══ Raw data ══

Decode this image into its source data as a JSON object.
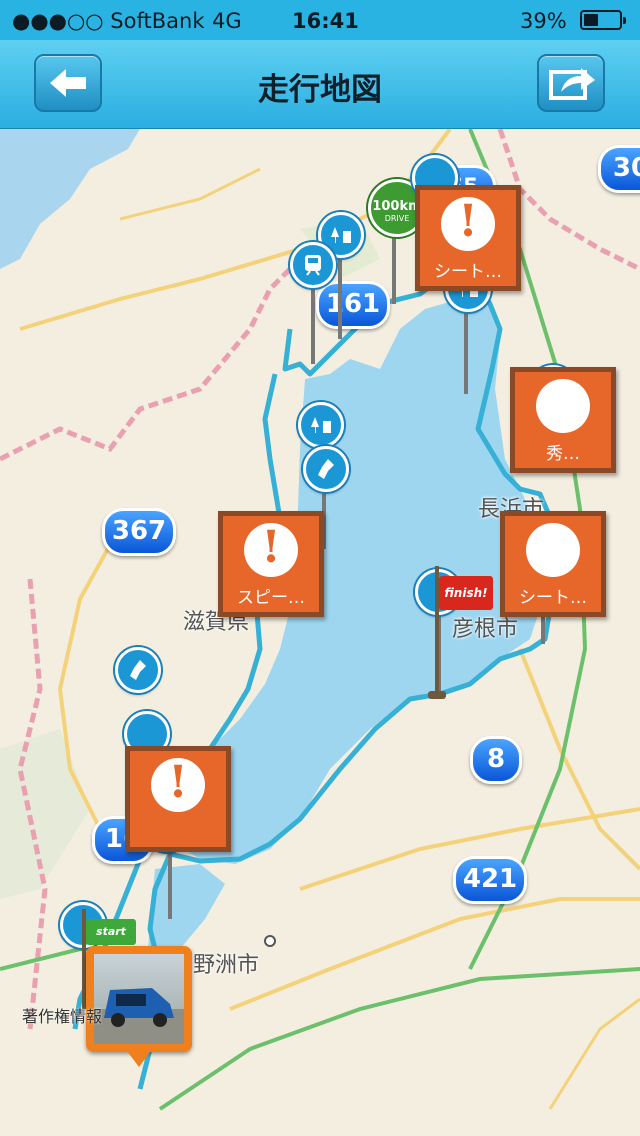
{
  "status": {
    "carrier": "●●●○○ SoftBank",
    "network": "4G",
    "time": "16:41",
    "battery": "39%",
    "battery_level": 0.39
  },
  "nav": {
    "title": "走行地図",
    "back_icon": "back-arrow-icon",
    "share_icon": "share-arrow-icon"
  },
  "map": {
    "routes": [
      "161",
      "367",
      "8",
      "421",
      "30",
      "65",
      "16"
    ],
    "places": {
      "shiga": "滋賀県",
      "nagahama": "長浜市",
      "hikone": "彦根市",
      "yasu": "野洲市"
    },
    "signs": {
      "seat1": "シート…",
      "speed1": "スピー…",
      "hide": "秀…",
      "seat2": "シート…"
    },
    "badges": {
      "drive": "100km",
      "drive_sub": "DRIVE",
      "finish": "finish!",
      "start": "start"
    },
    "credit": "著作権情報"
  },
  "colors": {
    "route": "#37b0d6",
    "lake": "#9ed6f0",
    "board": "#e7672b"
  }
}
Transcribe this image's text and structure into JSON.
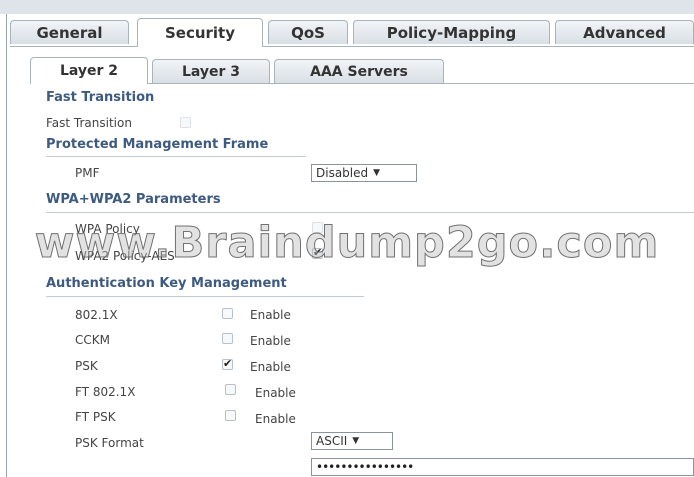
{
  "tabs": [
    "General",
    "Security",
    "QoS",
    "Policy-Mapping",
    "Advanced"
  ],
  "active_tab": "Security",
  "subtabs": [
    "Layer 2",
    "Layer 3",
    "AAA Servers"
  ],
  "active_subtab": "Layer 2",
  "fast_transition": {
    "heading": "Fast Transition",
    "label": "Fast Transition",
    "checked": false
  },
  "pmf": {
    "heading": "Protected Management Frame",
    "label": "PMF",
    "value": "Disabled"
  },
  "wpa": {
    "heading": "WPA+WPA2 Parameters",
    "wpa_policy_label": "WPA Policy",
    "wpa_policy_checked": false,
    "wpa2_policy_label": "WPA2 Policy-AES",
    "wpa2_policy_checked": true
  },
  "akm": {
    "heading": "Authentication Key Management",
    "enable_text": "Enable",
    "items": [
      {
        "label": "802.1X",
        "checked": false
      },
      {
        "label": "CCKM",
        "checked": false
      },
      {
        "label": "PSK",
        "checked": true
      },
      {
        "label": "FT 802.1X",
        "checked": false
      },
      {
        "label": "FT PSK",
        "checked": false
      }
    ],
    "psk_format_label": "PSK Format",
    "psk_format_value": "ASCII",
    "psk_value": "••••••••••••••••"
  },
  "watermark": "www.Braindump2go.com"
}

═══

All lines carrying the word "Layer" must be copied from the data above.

    "Layer 2",
    "Layer 3",
  "active_subtab": "Layer 2",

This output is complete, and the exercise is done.